Toizumi, Michiko, Vo, Hien Minh, Dang, Duc Anh, Moriuchi, Hiroyuki, Yoshida, Lay-Myint
Vaccine 2019 v.37 no.1 pp. 202-209
Vietnamese people, children, developed countries, developing countries, hearing, immunity, medical treatment, neonates, quality of life, speech, vaccination, vaccines, Europe, North America, Vietnam

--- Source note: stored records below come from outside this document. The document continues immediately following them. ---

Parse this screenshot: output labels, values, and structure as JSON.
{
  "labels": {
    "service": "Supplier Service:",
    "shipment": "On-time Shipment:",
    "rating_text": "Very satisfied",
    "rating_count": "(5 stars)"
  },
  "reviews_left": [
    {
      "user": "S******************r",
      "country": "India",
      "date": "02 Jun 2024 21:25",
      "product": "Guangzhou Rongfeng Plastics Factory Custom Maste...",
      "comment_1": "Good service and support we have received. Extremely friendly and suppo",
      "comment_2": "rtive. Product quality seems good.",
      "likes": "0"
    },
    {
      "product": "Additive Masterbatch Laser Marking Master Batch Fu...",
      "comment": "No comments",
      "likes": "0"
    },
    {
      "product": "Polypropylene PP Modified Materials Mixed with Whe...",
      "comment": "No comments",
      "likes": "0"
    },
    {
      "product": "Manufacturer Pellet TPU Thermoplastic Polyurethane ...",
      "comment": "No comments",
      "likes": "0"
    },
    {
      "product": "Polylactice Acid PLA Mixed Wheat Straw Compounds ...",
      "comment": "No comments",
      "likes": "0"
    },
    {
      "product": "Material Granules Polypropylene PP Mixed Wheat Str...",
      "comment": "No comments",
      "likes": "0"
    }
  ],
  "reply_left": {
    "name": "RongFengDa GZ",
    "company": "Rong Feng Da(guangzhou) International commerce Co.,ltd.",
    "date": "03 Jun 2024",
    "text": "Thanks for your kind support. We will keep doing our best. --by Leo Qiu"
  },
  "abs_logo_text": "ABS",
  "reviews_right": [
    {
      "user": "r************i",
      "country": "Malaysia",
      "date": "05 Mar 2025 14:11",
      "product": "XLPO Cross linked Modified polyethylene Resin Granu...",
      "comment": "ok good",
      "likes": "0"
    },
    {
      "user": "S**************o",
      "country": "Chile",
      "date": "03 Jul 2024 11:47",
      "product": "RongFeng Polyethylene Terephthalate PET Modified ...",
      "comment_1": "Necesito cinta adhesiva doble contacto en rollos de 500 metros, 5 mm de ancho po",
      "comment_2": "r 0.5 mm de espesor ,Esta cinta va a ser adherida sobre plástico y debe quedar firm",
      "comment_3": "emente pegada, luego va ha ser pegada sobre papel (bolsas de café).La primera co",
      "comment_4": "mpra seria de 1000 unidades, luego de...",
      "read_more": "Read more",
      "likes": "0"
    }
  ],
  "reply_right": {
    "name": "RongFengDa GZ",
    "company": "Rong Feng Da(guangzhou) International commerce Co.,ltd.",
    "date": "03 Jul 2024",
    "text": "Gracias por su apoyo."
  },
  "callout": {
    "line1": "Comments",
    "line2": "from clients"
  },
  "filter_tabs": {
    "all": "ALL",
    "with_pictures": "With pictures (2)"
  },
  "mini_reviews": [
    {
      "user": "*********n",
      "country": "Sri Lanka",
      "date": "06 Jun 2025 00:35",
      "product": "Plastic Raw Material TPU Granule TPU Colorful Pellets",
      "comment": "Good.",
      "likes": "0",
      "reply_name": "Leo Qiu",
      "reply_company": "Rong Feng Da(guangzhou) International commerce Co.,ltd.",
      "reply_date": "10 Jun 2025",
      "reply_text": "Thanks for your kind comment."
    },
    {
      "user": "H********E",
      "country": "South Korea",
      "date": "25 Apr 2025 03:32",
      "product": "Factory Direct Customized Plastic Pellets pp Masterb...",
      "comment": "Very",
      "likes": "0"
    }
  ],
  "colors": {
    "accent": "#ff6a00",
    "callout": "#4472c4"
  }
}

Rubella vaccination programs have dramatically reduced the incidence of rubella and congenital rubella syndrome (CRS) in developed countries. However, CRS prevalence is still rising in developing countries where rubella-containing vaccines (RCV) are not included in the immunization program and even in some countries where a part of the population lacks immunity to rubella despite the presence of RCV in the regular immunization program. This review aimed to summarize the clinical features of CRS using data from our studies conducted between 2011 and 2015 in Vietnam, wherein we examined clinical manifestations in Vietnamese children with CRS who were born after the large rubella outbreak of 2011; a series of studies dealing with CRS in North America and Europe after the 1960s epidemic; and those from countries before introduction of RCVs.This review shows that children with CRS have a variety of disabilities such as hearing, visual, developmental, behavioral, cardiac, and endocrine impairments, which have variable severity and may appear in different combinations. Some of these impairments can appear or worsen later in the lives of these children.Physicians should thus complete pediatric, cardiac, auditory, ophthalmologic, and neurologic examinations along with laboratory diagnostic testing soon after birth. These assessments should be repeated during follow-up if congenital rubella infection is suspected in a neonate. Timely intervention for cardiac defects can be lifesaving. Early introduction and continuation of speech, occupational, physical, and behavior therapies and training with appropriate medical interventions by a multidisciplinary team approach are required to maximize quality of life.